Laura loves working for Garsington Opera at Wormsley and said that one of her great pleasures is driving through the grounds to get to her office – grounds that are the size of a small country like Lichtenstein. Because she works with a small team, she is heavily involved in every aspect of planning the season and producing the operas. ”We have a meeting every week all of us from the head of the catering staff to our artistic director, all the artistic and administrative people, and the floor is open to all suggestions. We all take pride in every aspect of the Garsington experience. You know, we were recently praised for being the best opera company for food too! You definitely need to try our restaurant.”
This summer Garsington has Miah Persson coming to sing the Countess in Richard Strauss’s Capriccio, a production shared with the spectacular Santa Fe opera. The Philharmonia Orchestra has a five-year deal to do one opera each summer, and this year –after a very successful Pélleas and Mélisande last year – it will be Verdi’s astonishing comedy of his old age, Falstaff. Add a Magic Flute production directed by Netia Jones that looks at the world of the Masons against the world of the Catholic Church, along with that new opera by David Sawer, and you can see that this is going to be another interesting season.

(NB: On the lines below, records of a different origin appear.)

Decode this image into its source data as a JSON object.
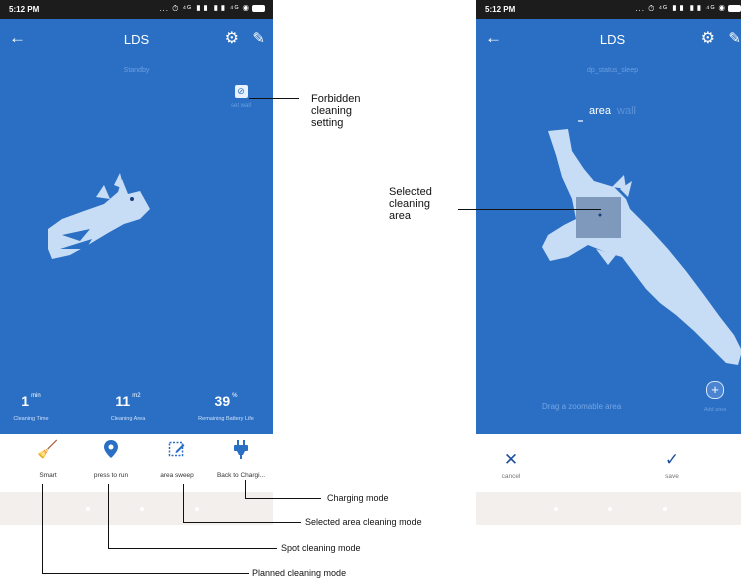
{
  "left_phone": {
    "status_bar": {
      "time": "5:12 PM",
      "icons": "... ⏱ ⁴ᴳ ▮▮ ▮▮ ⁴ᴳ ◉"
    },
    "title_bar": {
      "title": "LDS"
    },
    "status_text": "Standby",
    "set_wall_label": "set wall",
    "stats": [
      {
        "value": "1",
        "unit": "min",
        "label": "Cleaning Time"
      },
      {
        "value": "11",
        "unit": "m2",
        "label": "Cleaning Area"
      },
      {
        "value": "39",
        "unit": "%",
        "label": "Remaining Battery Life"
      }
    ],
    "modes": [
      {
        "label": "Smart",
        "icon": "broom-icon"
      },
      {
        "label": "press to run",
        "icon": "location-pin-icon"
      },
      {
        "label": "area sweep",
        "icon": "area-edit-icon"
      },
      {
        "label": "Back to Chargi...",
        "icon": "plug-icon"
      }
    ]
  },
  "right_phone": {
    "status_bar": {
      "time": "5:12 PM",
      "icons": "... ⏱ ⁴ᴳ ▮▮ ▮▮ ⁴ᴳ ◉"
    },
    "title_bar": {
      "title": "LDS"
    },
    "status_text": "dp_status_sleep",
    "area_tabs": [
      {
        "label": "area",
        "active": true
      },
      {
        "label": "wall",
        "active": false
      }
    ],
    "drag_hint": "Drag a zoomable area",
    "add_area_label": "Add area",
    "actions": [
      {
        "label": "cancel",
        "icon": "close-icon"
      },
      {
        "label": "save",
        "icon": "check-icon"
      }
    ]
  },
  "annotations": {
    "forbidden": "Forbidden\ncleaning\nsetting",
    "selected_area": "Selected\ncleaning\narea",
    "charging": "Charging mode",
    "selected_area_mode": "Selected area cleaning mode",
    "spot": "Spot cleaning mode",
    "planned": "Planned cleaning mode"
  },
  "colors": {
    "screen_blue": "#2a6fc4",
    "map_fill": "#c7dcf5",
    "icon_blue": "#2a6fc4",
    "nav_bg": "#f3efec"
  }
}
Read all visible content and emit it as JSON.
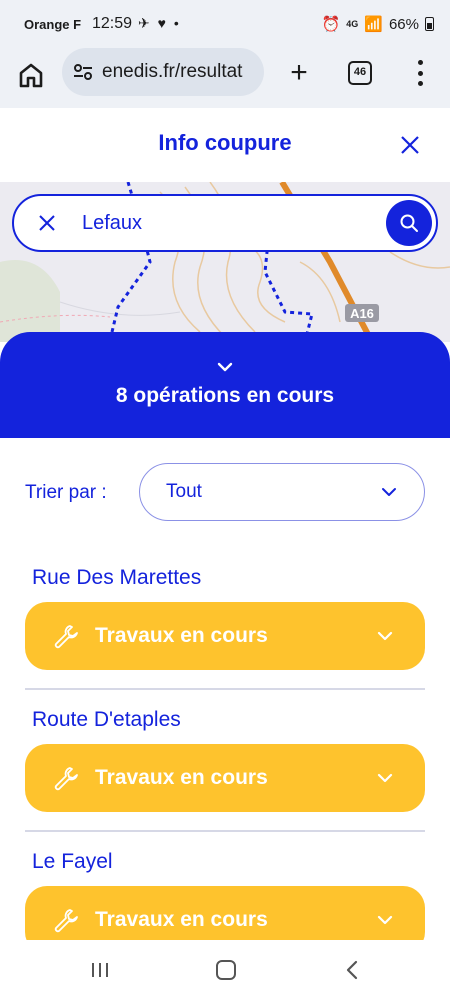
{
  "status_bar": {
    "carrier": "Orange F",
    "time": "12:59",
    "notifications": "✈ ♥ •",
    "network": "4G",
    "battery": "66%"
  },
  "browser": {
    "url": "enedis.fr/resultat",
    "tab_count": "46"
  },
  "modal": {
    "title": "Info coupure"
  },
  "search": {
    "value": "Lefaux"
  },
  "operations_panel": {
    "count_label": "8 opérations en cours"
  },
  "sort": {
    "label": "Trier par :",
    "selected": "Tout"
  },
  "operations": [
    {
      "street": "Rue Des Marettes",
      "status": "Travaux en cours"
    },
    {
      "street": "Route D'etaples",
      "status": "Travaux en cours"
    },
    {
      "street": "Le Fayel",
      "status": "Travaux en cours"
    }
  ],
  "map": {
    "road_label": "A16"
  },
  "colors": {
    "brand_blue": "#1423dc",
    "status_yellow": "#fec32d",
    "map_background": "#ecebf1",
    "road_orange": "#e08a2a"
  }
}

And Laura Canning is heavily involved in planning ahead to 2021 already.